ReadWorks does not specify the order in which teachers should present passages, but it does provide general recommendations, such as suggesting that early-grade teachers start with literary texts and focus first on passages that lend themselves to teaching character, setting, and plot. It also recommends—for both literary and informational texts—that educators begin by focusing on drawing conclusions, inferences, and how to understand vocabulary-in-context.
Resources on the site are said to be aligned to all state standards (including the Common Core), and to several widely used reading programs, including Macmillan McGraw-Hill Treasures and Houghton Mifflin-Harcourt Journeys. Teachers can use the “My Standards Alignment” tab to select their state or their reading program to show which ReadWorks lessons align with particular standards.
The ReadWorks website is clearly designed and user-friendly, providing teachers with an online “Binder” where they can save passages, lessons, and units that they may want to use or refer back to at a later date.
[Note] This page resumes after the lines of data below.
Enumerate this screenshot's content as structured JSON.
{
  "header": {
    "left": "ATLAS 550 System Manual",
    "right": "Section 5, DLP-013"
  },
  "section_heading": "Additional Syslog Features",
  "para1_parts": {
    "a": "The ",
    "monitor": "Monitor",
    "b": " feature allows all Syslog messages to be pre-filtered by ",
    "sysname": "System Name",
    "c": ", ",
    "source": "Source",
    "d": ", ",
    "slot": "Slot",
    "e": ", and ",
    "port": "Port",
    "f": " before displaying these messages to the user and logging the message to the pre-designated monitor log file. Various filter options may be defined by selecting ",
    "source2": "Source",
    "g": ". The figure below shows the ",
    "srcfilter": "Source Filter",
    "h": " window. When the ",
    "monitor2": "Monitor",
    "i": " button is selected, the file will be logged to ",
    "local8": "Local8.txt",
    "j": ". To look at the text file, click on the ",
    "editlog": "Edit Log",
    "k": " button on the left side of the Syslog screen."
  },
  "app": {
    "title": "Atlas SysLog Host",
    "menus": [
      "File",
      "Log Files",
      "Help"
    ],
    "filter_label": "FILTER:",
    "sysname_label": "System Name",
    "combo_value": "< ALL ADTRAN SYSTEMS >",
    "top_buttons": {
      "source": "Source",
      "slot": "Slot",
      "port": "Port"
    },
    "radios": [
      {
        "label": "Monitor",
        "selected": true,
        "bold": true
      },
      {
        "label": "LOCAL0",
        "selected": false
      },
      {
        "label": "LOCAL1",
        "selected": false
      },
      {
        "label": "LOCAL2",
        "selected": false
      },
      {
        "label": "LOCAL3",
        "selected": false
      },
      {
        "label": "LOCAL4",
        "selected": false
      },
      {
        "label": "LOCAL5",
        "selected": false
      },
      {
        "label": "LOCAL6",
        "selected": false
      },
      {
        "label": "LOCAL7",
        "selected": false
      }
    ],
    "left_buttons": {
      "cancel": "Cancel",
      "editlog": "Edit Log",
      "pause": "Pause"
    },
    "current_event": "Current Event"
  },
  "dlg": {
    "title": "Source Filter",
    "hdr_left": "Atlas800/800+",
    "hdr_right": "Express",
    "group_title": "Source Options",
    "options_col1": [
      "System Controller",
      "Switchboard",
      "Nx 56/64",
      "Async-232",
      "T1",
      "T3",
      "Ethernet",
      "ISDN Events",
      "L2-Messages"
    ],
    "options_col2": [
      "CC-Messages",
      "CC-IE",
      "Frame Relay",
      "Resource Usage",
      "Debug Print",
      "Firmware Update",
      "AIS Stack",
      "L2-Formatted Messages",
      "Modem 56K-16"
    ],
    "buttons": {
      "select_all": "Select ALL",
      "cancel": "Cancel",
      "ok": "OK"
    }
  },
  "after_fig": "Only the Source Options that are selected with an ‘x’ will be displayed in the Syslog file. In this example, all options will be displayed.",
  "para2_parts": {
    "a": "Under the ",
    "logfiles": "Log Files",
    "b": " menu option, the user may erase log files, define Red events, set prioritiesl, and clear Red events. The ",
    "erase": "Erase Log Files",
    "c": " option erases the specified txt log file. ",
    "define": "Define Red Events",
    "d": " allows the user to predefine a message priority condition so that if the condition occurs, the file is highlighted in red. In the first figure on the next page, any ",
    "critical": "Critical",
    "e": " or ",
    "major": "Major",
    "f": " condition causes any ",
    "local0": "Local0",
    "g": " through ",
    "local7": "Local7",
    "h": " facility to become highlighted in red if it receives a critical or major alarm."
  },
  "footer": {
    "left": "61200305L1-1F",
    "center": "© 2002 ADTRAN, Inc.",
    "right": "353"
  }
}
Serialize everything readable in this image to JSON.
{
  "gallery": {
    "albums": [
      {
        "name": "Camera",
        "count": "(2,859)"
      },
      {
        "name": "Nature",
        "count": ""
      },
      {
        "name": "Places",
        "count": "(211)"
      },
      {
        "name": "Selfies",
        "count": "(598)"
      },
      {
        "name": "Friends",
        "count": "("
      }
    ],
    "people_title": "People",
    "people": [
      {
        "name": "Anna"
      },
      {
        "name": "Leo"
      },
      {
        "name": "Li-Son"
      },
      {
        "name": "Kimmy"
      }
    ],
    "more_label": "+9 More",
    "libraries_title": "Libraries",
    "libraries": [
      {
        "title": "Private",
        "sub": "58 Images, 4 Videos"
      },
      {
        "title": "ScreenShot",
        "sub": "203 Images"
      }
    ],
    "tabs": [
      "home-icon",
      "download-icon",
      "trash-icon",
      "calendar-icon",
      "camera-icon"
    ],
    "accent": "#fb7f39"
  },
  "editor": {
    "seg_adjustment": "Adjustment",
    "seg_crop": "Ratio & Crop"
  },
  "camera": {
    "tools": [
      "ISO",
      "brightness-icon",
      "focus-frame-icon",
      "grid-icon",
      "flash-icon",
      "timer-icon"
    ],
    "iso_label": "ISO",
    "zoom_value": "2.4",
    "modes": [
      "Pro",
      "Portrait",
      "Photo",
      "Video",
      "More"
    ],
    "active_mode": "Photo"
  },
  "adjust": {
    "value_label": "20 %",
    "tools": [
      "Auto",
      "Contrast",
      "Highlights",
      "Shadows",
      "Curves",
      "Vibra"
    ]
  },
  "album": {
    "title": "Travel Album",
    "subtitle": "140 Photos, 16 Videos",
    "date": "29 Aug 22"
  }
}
The site can be accessed on a variety of digital platforms and works well on various browsers (Safari, Chrome, Firefox). It is also accessible via iPad.
As of August 2016, ReadWorks had over 2 million registered users.
Resources on ReadWorks
In addition to the reading passages discussed above, ReadWorks provides three types of lesson plan resources: Skill& Strategy Lesson Units, Comprehension Units, and Novel Study Units.
The Skill & Strategy Lesson Units are designed for grades K-4 and focus on grade-level reading skills and/or strategies. They contain lesson plans, texts and materials, and offer standards alignment. (While most lesson materials are available on the ReadWorks site, lessons based on literature require teachers to acquire the book separately.)
Comprehension Units for grades K-5 are based on “carefully selected books that will build background knowledge and vocabulary” and are designed to “facilitate precise questioning and focused discussion based on evidence in the text.” Each unit has a scripted read-aloud lesson and a paired text with questions requiring students to integrate knowledge from both texts.
ReadWorks also offers novel study units for grades 5 and 6. As of July 2016, there were 12 such units at each grade level. Available, too, are paired passages and text sets to promote vocabulary development and background knowledge, both of which have been shown to strengthen reading comprehension.
In my next post, I will delve deeper into these resources, including their greatest strengths and areas of improvement.
Shannon Garrison is a fourth- and fifth-grade teacher in California with two decades of teaching experience. She holds National Board Certification, serves on the National Assessment Governing Board, and was also recently selected as a Los Angeles County Teacher of the Year.